Nature Selects Nothing, but Survival Rules All
In 1855, while in Borneo, Wallace wrote his first article on the theory of evolution. At first glance, this article does not seem to contain anything new. Nonetheless, in it he presented a first version of what became the principal law of the theory of evolution: Every species has come into existence coincidentally both in time and space with a pre-existing closely allied species.â Wallace was flattered to learn that well-known personalities, like geologist Charles Lyell42 and Charles Darwin, had discussed his article.
In 1558, Wallace sent Darwin his second article, written in Indonesia. This time, Wallace’s great law has taken a definitive form. The idea developed in this text is so simple that it appears almost absurd at first. How is one to pretend to explain so many things with what is a sort of nonlaw?â
On one hand, we have this nature as prolific and dynamic as the lava of an erupting volcano. On the other hand, we have an environment that exists quite contentedly. And that is it! Wallace merely observes that certain products of nature survive, and others do not. If a family survives, it can proliferate at an astonishing pace.43 According to Wallace’s law, there is no force that selects and sorts. It is not even the strongest or the most intelligent who survives. It is the one that reproduces the most easily in a given environment. The one that can reproduce in many regions propagates more easily than one that can survive in only one region. This vision is close to the laws that Hume describes in A Treatise of Human Nature. There is no logic, no criteria for validation, or even rules of the game. To survive and reproduce without knowing why suffices.
Another brilliant idea, which Wallace had already sketched in his previous article, is that everything changes, and certain changes take holdâ and others do not.

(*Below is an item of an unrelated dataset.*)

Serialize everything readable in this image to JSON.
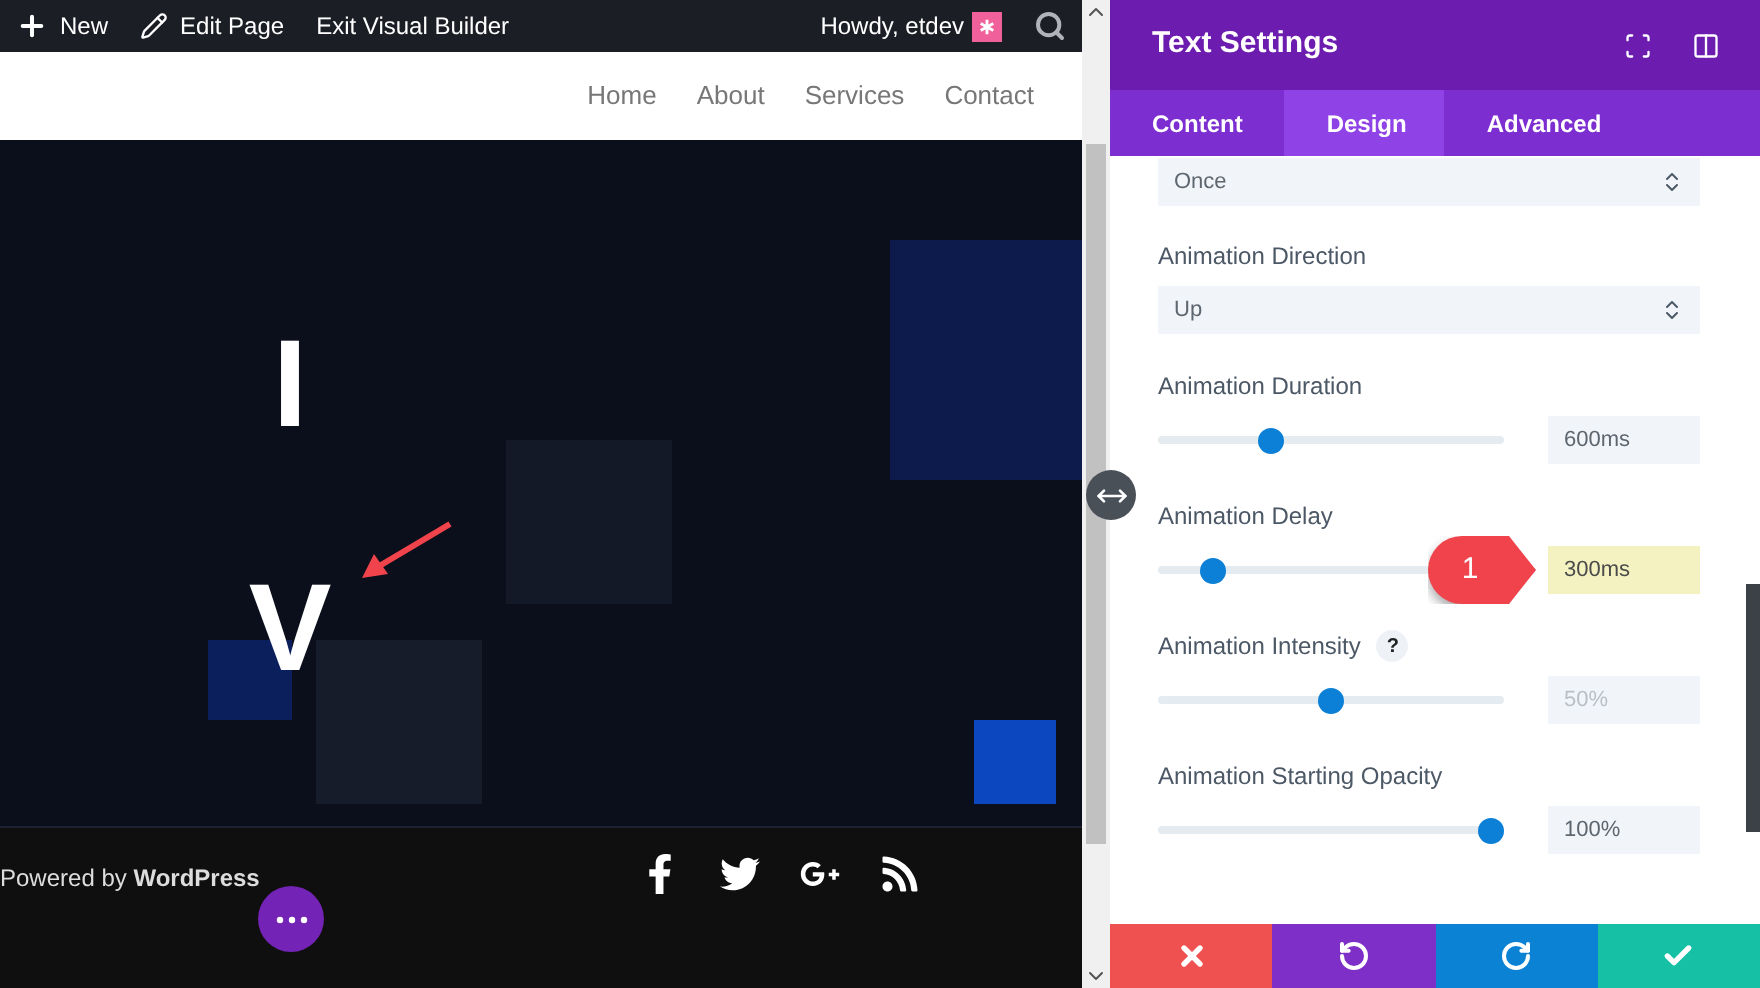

These changes are always small, as those that differentiate one brother from the other, and nothing more.44 However, if these changes have characteristics that are genetically transmitted, and if they help an organism reproduce over many generations, their impact may modify the chances of the survival of a progeny. It is, therefore, step by step that the species would have modified themselves over millions of years, which explains the variety that exists today.
According to Wallace, there is no necessity for any other law to explain the evolution of the species. Lamarck’s two laws are therefore useless.